YI: The venue is an event space in which we primarily intend to run club style dance events. Much of the staff is keen to continue things in a more underground fashion, but, at the moment, telling underground from mainstream is really difficult. For example, when we discussed the idea of making flyers and monthlies, the idea arose that it might be more underground not to produce these things. Personally, I think it’s the reverse; in my opinion, media like the World Wide Web and Twitter are mainstream and things like flyers are more underground. Again, opinions seem to differ between people – what means one thing to one person, like the word ‘underground’, means something else to another.

As far as possible we want to run events that play the music we’re interested in. Just thinking business all the time isn’t any fun. Plus, people will come to dance and have fun, not simply to watch a performance. It’s not just about the customers but about the staff as well. We’ll be playing music and serving drinks, but we won’t be setting things in stone; instead, we’ll be both progressive and flexible.

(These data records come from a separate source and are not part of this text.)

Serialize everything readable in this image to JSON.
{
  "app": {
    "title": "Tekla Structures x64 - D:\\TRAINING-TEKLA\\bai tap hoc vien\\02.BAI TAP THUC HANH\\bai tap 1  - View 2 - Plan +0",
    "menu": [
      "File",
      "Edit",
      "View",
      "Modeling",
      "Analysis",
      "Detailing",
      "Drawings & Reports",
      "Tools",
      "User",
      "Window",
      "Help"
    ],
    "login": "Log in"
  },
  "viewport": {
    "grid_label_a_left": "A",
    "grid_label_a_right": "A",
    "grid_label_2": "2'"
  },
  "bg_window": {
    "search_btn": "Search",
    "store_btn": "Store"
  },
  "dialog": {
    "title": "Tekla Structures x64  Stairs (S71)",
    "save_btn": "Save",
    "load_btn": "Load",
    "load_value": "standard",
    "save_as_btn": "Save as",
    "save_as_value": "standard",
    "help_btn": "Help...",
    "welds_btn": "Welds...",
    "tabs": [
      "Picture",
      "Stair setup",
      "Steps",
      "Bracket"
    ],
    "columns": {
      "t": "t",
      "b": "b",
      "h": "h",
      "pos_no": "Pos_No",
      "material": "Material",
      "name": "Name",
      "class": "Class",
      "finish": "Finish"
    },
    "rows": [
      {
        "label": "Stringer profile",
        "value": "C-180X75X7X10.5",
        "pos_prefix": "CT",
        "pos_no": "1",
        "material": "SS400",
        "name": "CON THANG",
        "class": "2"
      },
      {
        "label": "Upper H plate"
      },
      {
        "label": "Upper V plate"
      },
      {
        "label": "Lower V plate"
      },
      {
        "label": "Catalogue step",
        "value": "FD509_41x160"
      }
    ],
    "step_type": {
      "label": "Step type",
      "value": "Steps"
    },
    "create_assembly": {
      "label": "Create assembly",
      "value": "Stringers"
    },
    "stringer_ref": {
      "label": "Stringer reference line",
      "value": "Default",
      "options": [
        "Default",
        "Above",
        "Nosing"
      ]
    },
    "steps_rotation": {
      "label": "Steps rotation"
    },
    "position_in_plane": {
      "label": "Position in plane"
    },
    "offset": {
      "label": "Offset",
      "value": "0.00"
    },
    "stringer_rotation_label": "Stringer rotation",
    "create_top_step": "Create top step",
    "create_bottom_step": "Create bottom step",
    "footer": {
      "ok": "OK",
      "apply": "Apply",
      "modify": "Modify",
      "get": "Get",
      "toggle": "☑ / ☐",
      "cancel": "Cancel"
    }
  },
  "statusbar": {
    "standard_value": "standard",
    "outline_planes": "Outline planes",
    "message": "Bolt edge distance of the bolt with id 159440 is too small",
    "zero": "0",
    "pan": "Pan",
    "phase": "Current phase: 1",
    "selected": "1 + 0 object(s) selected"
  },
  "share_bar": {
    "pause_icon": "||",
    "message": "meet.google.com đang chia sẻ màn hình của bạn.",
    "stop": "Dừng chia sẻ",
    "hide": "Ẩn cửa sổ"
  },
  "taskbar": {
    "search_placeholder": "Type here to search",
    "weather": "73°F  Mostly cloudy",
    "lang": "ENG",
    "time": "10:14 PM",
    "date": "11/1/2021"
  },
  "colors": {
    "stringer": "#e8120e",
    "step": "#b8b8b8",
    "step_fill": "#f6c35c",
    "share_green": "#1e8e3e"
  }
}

Another thing we’re planning to do is to help raise new talent by taking on some resident DJs; nowadays, if you haven’t already released your own music it can be difficult to get a foot in the door. There are still some very talented young DJs working hard to make it though, and these are the one’s we’ll be working with.

Do you have anyone in particular in mind?
YI: We have some future stars lined up but for the time being things are under wraps. [laughs]

What else have you got planned for the future of eleven?
YI: It’s really great to receive so much attention from everyone, but it makes for high expectations. I’d like people to come and join us in creating another spectacular event atmosphere instead of only coming once and simply thinking Yellow was better. Within about five years, I’d like eleven to have built a new reputation for being an amazing place to party. It will take time but with an understanding crowd I think we can make eleven a success.

Who do you have lined up for the next month?
YI: On Sunday March 3 we’re hosting a Haiti relief party with special guest Jephte Guillame, an artist originally from Haiti who’s flying to Japan especially for the event. We’ve also lined up various Japanese artists for the event including Tatsuo Sunaga and Towa Tei. Admission is ¥2,000 at the door, the profits from which we’ll be donating to charity – so by all means come and join the party.

On Friday March 12 we’ve lined up Anthony Collins and Lauhausu from Europe. Theo Parrish from Detroit is scheduled to play on Saturday March 13. For Friday March 19, Mark E and then for the following night, Saturday March 20, Sammy Dee plays at Fumiya Tanaka’s CHAOS. Rob Smith plays on Sunday March 21; from there, we look forward to events such as Q’HEY&MAYURI’s REBOOT on Friday March 26.

eleven (read more)

Opening event details:

Rhythm of Life eleven opening party
Date: Thu Feb 18
Opens: 10pm
Admission: ¥4,000 (incl. one drink)
DJ: Francois K. (Deep Space/Wave Music)

The Dawn of a New Beginning eleven opening weekend party
Co-presented by Real Grooves and Chaos
Date: Fri Feb 19
Opens: 10pm
Admission: ¥3,500 (incl. one drink)/¥3,000 with flyer (incl. one drink)
Live performance: Guti (Desolat/Argentina)
DJ: Fumiya Tanaka (Sundance/op.disc), MX (blackmaps, Real Grooves, Tripster)
Lounge: Kiccio (threeriver), Ozmzo aka Sammy (Real Grooves), Sisi (Timothy Really, Real Grooves), Ryuji Suganuma (Freebase)

SHELTER eleven opening weekend party
Date: Sat Feb 20
Opens: 10pm
Admission: ¥4,000 (incl. one drink)/¥3,500 with flyer (incl. one drink)
DJ: Timmy Regisford (The Shelter/NY), Tomoyuki Yasuda (Voice of Voice Tokyo/Wave Music)

Related article
DJ Sebo K talks music
 Berlin’s burgeoning star is ready to take centre stage
Park Hyatt Tokyo and NIGO® team up
 Park Hyatt Tokyo releases ‘TOKYO SUITE Selected by NIGO®’
Clubs: overview
 Dance until dawn with Tokyo’s party people

By Akiko Toya
Translated by Brin Wilson
Please note: All information is correct at the time of writing but is subject to change without notice.



Add your comment

Copyright © 2014 Time Out Tokyo